— DIRECTIONS FOR THIS TASK —
Keep every line in which "JSON" occurs and drop the rest of the data.

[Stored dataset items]
--------

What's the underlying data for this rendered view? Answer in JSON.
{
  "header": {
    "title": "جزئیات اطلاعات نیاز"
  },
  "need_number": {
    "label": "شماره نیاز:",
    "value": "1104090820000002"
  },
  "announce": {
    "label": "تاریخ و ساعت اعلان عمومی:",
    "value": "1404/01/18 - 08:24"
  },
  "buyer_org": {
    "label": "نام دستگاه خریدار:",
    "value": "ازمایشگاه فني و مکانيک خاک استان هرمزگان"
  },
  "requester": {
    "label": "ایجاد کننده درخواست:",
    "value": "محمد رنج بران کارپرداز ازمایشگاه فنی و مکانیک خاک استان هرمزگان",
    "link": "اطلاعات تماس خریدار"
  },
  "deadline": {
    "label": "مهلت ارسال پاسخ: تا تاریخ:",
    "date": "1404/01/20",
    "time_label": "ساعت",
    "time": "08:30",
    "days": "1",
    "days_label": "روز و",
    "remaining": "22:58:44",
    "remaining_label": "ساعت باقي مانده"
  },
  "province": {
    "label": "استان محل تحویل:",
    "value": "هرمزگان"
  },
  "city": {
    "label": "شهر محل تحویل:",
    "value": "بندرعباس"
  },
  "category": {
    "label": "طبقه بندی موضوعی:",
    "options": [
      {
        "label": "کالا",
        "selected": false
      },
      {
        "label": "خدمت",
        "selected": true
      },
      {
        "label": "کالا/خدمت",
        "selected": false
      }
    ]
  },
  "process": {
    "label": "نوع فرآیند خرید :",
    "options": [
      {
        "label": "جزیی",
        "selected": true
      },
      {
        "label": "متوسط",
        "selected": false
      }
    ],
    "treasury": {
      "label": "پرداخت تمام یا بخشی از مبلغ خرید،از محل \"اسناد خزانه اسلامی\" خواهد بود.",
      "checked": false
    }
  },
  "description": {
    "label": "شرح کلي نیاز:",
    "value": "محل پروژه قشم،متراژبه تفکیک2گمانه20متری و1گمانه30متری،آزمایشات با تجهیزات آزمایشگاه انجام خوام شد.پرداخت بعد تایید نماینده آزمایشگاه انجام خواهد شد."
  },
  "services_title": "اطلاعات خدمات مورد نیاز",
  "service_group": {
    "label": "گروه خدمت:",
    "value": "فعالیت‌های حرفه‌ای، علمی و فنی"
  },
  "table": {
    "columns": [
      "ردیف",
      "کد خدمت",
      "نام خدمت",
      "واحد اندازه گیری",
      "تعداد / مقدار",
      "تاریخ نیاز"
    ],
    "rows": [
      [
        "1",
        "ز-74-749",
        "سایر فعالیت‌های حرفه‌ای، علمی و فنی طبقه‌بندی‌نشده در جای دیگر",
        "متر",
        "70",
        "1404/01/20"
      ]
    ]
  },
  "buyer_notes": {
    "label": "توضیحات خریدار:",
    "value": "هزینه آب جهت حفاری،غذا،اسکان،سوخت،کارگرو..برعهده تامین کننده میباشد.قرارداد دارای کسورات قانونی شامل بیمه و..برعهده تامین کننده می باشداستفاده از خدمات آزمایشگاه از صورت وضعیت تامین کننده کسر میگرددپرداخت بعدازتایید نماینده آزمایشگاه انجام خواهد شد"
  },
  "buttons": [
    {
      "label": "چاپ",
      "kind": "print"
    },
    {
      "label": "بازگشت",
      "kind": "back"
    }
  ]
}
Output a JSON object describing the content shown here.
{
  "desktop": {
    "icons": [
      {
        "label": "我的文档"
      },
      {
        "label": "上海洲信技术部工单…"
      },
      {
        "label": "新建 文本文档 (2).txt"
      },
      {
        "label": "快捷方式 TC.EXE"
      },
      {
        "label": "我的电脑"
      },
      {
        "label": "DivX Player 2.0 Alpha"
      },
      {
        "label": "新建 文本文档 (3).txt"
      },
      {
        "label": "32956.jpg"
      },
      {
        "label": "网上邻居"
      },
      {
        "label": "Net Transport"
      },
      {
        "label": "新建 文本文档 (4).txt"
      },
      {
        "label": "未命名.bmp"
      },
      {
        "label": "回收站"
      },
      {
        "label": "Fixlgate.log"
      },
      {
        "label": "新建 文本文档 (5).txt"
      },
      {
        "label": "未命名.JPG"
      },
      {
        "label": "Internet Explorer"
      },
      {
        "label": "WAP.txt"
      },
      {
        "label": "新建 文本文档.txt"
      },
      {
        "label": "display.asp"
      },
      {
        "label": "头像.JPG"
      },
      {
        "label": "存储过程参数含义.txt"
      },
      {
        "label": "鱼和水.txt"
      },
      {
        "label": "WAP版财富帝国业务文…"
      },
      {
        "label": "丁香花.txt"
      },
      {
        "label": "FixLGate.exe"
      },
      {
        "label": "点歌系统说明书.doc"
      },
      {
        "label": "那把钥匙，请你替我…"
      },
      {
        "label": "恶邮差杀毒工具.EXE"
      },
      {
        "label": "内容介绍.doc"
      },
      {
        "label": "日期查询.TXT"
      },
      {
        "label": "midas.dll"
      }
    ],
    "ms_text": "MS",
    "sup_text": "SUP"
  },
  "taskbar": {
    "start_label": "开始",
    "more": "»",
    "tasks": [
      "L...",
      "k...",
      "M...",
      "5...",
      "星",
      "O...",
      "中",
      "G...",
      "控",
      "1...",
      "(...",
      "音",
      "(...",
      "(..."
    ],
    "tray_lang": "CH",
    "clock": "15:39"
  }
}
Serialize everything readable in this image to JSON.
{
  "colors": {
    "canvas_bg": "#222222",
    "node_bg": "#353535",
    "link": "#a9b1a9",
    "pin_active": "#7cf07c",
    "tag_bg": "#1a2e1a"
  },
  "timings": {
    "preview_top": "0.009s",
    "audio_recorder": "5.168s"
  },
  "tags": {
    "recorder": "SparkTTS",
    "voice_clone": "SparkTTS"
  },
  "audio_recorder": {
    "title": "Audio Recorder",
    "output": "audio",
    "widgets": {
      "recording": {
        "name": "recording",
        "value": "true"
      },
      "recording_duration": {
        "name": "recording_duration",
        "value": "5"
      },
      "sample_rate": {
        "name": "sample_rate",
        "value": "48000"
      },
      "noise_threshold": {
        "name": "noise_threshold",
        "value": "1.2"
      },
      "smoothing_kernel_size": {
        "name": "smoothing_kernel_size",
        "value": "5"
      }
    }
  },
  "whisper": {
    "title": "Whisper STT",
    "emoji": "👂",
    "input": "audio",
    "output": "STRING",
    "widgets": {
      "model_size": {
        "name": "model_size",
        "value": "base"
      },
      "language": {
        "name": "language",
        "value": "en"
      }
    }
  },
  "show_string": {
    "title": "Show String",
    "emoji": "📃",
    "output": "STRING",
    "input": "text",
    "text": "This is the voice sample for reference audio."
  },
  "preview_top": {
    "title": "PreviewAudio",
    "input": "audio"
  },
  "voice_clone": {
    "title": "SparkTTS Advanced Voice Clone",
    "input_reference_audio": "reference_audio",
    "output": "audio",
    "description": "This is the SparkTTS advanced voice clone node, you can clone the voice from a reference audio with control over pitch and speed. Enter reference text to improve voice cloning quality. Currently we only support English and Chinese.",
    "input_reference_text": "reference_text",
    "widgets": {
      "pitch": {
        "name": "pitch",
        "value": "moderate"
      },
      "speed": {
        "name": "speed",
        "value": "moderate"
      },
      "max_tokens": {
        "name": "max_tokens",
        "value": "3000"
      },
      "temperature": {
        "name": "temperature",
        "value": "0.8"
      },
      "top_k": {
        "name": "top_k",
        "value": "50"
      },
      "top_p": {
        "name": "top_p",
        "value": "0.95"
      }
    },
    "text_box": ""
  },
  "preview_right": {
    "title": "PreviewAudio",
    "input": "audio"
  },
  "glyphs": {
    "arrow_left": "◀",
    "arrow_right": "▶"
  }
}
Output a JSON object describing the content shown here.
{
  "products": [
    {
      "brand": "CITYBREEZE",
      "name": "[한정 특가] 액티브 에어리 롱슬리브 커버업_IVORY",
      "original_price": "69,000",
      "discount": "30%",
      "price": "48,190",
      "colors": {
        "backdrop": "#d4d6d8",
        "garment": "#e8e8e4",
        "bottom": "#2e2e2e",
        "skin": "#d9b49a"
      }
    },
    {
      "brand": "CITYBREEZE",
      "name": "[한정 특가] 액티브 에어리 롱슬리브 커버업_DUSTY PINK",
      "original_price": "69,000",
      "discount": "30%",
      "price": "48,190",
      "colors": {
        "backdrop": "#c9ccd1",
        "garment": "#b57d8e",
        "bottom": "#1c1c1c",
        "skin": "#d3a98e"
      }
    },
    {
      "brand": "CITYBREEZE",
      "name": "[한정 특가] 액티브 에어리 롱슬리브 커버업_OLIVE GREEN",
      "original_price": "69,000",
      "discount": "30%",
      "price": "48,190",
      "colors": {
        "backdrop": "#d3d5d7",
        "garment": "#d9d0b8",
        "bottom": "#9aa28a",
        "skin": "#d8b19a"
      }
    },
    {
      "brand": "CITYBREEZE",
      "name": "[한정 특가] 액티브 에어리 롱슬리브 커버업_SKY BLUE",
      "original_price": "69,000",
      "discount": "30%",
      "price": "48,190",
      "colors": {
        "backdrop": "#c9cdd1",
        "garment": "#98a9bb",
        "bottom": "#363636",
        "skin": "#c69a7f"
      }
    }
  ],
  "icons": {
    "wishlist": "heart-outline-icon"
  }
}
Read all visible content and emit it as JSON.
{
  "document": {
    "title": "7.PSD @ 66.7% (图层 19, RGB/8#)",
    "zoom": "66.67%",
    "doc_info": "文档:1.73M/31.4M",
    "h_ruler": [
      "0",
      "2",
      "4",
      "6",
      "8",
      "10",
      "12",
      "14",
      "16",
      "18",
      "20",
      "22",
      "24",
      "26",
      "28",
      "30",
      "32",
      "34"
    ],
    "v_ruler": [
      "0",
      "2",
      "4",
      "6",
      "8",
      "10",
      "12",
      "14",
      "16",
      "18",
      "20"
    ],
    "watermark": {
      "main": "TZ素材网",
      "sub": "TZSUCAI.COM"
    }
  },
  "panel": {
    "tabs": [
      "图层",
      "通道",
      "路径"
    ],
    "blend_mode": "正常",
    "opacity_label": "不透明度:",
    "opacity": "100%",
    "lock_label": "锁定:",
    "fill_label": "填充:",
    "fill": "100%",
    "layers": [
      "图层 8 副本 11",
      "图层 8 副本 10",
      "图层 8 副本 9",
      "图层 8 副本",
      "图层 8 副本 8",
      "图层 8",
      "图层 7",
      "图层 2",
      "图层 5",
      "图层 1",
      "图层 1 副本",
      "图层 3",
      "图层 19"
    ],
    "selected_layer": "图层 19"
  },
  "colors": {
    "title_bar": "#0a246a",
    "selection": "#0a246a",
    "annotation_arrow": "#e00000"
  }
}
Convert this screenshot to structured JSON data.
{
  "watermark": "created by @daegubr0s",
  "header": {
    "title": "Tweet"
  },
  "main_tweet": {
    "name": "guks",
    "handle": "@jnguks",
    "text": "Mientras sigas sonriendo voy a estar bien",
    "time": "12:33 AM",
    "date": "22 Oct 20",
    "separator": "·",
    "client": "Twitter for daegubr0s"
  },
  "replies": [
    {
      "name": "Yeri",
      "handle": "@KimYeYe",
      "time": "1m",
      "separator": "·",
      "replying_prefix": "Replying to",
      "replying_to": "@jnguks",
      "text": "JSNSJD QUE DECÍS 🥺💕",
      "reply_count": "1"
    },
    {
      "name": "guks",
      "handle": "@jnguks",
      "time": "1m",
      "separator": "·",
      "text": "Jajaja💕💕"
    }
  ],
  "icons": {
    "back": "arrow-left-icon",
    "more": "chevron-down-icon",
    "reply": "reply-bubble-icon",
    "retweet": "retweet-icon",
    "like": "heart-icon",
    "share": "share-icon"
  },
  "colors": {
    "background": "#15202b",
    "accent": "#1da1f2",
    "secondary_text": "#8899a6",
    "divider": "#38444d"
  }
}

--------

— TASK OUTPUT —
What's the underlying data for this rendered view? Answer in JSON.
Output a JSON object describing the content shown here.
Serialize everything readable in this image to JSON.
Output a JSON object describing the content shown here.
Read all visible content and emit it as JSON.
Convert this screenshot to structured JSON data.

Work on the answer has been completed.